List all the lines in these records that hold "arrow".

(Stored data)
┌──
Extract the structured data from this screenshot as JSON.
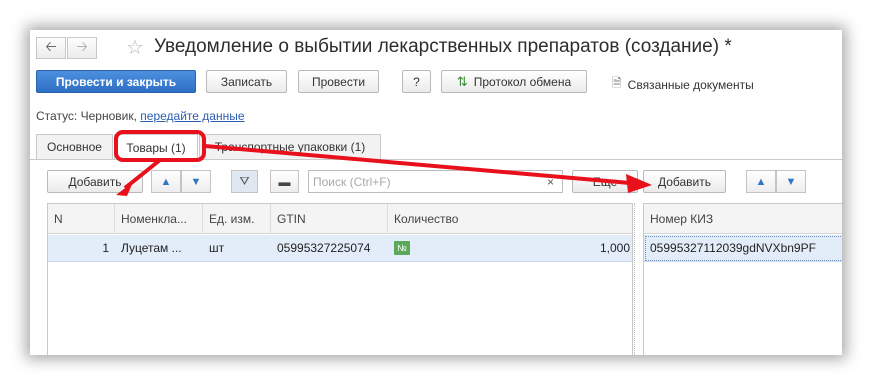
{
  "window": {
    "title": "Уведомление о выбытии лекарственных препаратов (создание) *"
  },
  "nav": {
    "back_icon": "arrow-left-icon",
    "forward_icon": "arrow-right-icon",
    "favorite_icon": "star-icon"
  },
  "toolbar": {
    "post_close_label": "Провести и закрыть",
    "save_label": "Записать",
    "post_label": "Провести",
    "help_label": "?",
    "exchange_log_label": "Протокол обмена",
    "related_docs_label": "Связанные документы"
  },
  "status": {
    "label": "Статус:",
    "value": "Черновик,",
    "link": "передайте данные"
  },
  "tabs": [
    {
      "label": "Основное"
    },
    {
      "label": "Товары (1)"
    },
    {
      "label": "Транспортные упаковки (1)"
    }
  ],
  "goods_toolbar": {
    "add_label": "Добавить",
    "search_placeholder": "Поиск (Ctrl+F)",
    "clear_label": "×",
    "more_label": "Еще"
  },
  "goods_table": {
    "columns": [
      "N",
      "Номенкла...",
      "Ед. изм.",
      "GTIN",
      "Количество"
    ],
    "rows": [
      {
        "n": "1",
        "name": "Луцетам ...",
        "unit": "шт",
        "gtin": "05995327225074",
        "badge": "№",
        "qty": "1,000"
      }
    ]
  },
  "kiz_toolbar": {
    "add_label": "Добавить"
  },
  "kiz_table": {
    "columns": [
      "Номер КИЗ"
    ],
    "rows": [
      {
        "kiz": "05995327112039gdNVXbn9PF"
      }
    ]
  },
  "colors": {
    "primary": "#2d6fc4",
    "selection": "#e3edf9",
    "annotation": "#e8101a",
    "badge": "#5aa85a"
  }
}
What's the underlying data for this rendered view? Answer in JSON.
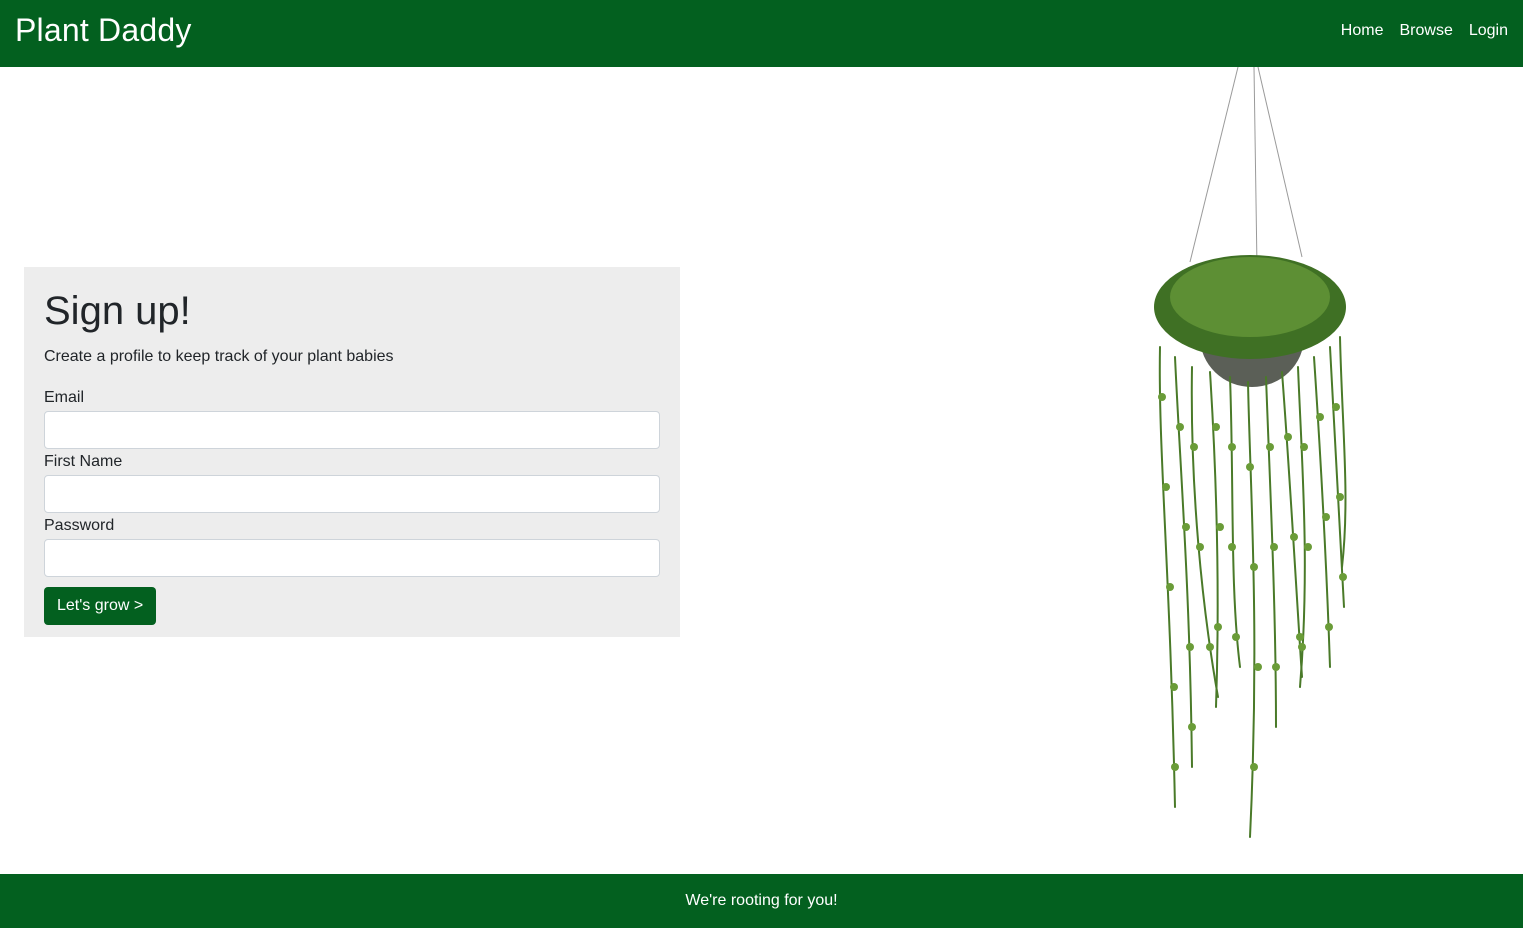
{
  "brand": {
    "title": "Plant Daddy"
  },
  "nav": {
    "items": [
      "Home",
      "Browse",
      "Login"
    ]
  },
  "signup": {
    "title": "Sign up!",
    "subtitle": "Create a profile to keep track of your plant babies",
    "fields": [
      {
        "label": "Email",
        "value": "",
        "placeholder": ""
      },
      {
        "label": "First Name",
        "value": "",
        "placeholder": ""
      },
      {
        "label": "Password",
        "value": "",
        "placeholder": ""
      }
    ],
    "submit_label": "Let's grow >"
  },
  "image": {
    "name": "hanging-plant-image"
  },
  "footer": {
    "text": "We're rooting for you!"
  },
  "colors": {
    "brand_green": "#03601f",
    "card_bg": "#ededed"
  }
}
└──
## Your solution:
    "back_icon": "arrow-left-icon",
    "forward_icon": "arrow-right-icon",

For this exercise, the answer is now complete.